Clients of financial advisers will be better placed than most to deal with the consequences of a Labor Government removing refundable franking credits, according to the Association of Financial Advisers (AFA).
In a submission filed with the House of Representatives Economics inquiry into the policy proposal, the AFA said advice clients would have access to the advice necessary to understand what the impact is and what they should do to avoid it.
However, it said the biggest impact and the one that would be most counter-productive would be “the encouragement for Australians to avoid saving too much so that they would lose eligibility for the Age Pension”.
It said that someone on an Age Pension could easily be much better off than someone who had saved hard for their retirement and did not qualify for the Age Pension.
The AFA submission also warned that there would be an overall reduction in investment in Australian shares which would most likely have a flow-on consequence for the share prices of Australian companies and future investment in Australian companies and the Australian economy.
It said this was likely to have a negative impact on future growth in gross domestic product and the Federal Budget.

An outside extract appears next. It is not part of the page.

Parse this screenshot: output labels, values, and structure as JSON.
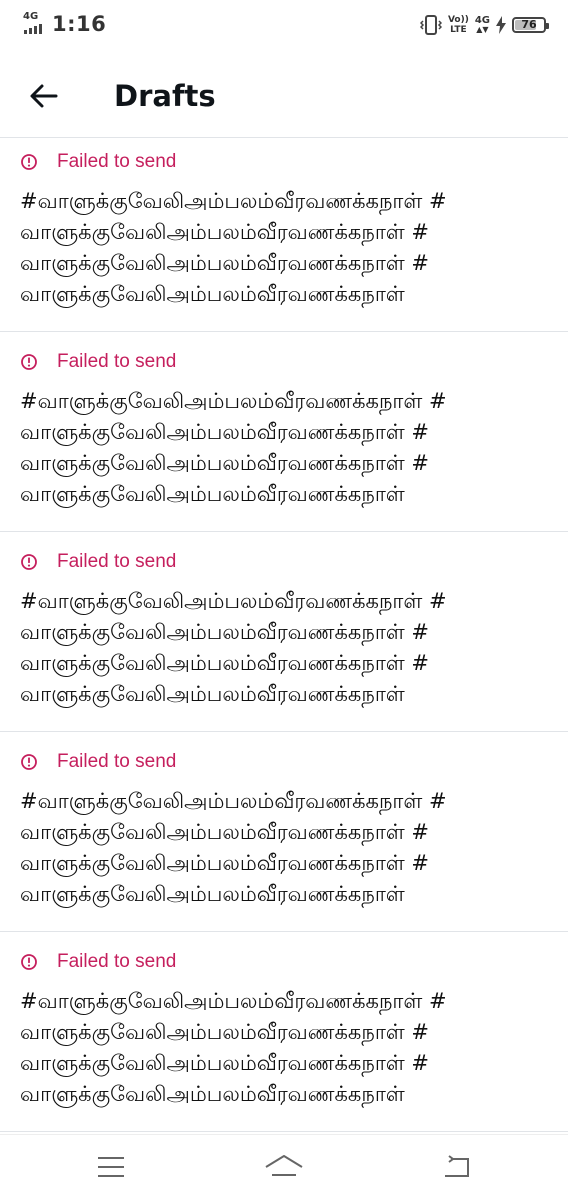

“The greatest impact of these changes will be on the older Australians who are less able to understand the impact of the changes or to respond to these changes,” the submission said. “Financial stress is a very big issue in Australia and this is accentuated for older people who have much less capacity to deal with complexity and stress.”